This is my first post on this site, so forgive me if I'm not aware of some of the local etiquette. The last system I built for myself was YEARS ago, and none of the relatively limited knowledge I had back then applies to today. I've searched Google for information on what some of the latest trends are but there's a TON of information available out there so I was hoping the users here could provide me with some information to start with and then I can use that to do a more refined search.
Sorry if some of these are basic questions to everyone here, I'm just getting back into the hardware scene and have NO idea what's current.
Basically what I want to do is build a high end system for use in computer programming, light video processing and moderate gaming. I tend to have LOTS of programs running during programming tasks (Visual Studio, SQL Server, various virtual machines, etc). I don't want BLEEDING edge technology but I would like to get current, high end products. My budget is around $2k for the system not including peripherals. The only components I know I want are the Coolermaster HAF-X case, an i7 processor and some sort of SSD drive for my C: drive.
So my questions are (these are open-ended, feel free to comment on other thoughts you might have):
1. What's the best i7 processor to get? The 2600? I'm still not sure which ones are older than which, what is going to be replaced soon with newer technology, etc?
2. Based on #1, what are the popular motherboards these days?
3. I have a triple monitor setup for office productivity. My current system only allows me to have 1 video card (powers 2 monitors). The third monitor is currently powered by a USB video adapter. Ugh. In the new system, I'd like to have 2 video cards so I get native support for the third monitor and don't have to rely on a USB adapter. What are some good mid range cards? I'd like something that does the job well for gaming, but this is primarily an office workstation.
4. I've started to read a lot about DDR2 vs DDR3 memory. Would DDR3 be the way to go or is it marketing hype (don't mean to start a big conversation on this, I'd just like to know if DDR3 is worth the money).
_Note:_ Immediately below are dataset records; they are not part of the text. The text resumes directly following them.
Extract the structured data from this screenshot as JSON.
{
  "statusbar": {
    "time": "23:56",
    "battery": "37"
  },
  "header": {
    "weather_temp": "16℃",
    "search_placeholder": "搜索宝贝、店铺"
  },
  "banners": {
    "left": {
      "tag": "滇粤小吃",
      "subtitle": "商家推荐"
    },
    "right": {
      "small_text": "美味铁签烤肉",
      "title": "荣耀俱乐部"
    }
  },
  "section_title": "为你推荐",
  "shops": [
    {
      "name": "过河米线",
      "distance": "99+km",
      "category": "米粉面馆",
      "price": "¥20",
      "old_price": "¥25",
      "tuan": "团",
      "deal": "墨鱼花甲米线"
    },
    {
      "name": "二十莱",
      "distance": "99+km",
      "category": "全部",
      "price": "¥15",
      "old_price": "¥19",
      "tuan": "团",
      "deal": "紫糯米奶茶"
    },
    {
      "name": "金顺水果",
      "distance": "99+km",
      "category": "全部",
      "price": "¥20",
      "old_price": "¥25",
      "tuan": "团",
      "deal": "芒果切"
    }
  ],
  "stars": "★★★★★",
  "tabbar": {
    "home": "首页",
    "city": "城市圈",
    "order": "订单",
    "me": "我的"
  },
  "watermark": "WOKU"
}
5. I've never built a liquid cooled system before but I'm thinking I might with this one. What kits would you recommend? I'm probably going to go with an external radiator for better internal cooling.
Sorry for all the questions. Don't feel like you need to answer them all. Again, I'm just trying to get a feel for what I'd start looking for in a higher-end current build. A lot of the info I'm finding online is dated by at least a year.
Thanks for the reply. You bring up a good point. I don't necessarily want to spend money on hardware I don't need. I just want to make sure I can have Visual Studio 2010, SQL Server 2008, Photoshop CS5, Outlook, Excel, Word and some background programs running FAST all while VS2010 might be compiling in the background. I'm tired of having my system slow down under normal workload so I figured I'd just go for the higher end stuff out of the gate but if I'm not going to see any benefit from it, I don't want to throw money out the window.
The monitors all have HDMI and are operating at 1680x1050.
The DF-85 is very close to the HAF-X in features....two things it's got that the HAF doesn't are the ability to handle CPX form factor PSU's and the 2.5" hot swap bay that is extremely useful for transporting large amounts of data in a flash .... or to provide convenient offsite backup. I find the styling of both the DF-85 and HAF-X a bit aggressive for an office setting so you may want to look at the Antec 1200.
The PSU is a 10.0 jonnyguru rated 1st tier unit .... others to consider would be Corsair HAX / AX series, Seasonic X Series and XFX Black Edition.
The MoBo / CPU combo above is based upon hi performance in gaming and video editing. If that's not a concern, I'd drop to this combo if you application vendors tell you that you will benefit from hyperthreading.
Knock out the cooler / TIM if you are not going to overclock. Water cooling on Sandy Bridge is frankly not worth the effort unless you are a benchmarks maven looking to get your OC's posted on some leader board.
Forget about the advantages of one memory versus another and just think about what will work in your MoBo, that's DDR3. The above memory is low CAS memory which has a big benefit in demanding applications such as CS5, big databases / spreadsheets etc. If ya don't need that spend $75 on these Corsairs: http://www.newegg.com/Product/Product.aspx?Item=N82E168...
The GFX subsystem above is prolly way more than you need ..... unless again, you enjoy some time gaming or in video editing where the CUDA capability will be of great use. If not, I'd suggest that you get a single 2 GB 6950
Here's a "base build" I use for a lot of gamers and office workstations that also must double as gaming boxes or simply to do video editing, photo work .... $1930
Thank you for the detailed reply. This is giving me a lot of good information to get going with. I plan on doing a lot of my own research but I was having a hard time finding some good starting points.
Sounds like I'm also overdoing it a little with what I was looking for performance-wise based on the couple of replies so far. I'll take a look at some of the recommended alternatives and see if I can't keep a few dollars in my pocket.
Thanks again, I may post some follow up questions after I have a chance to evaluate all of this.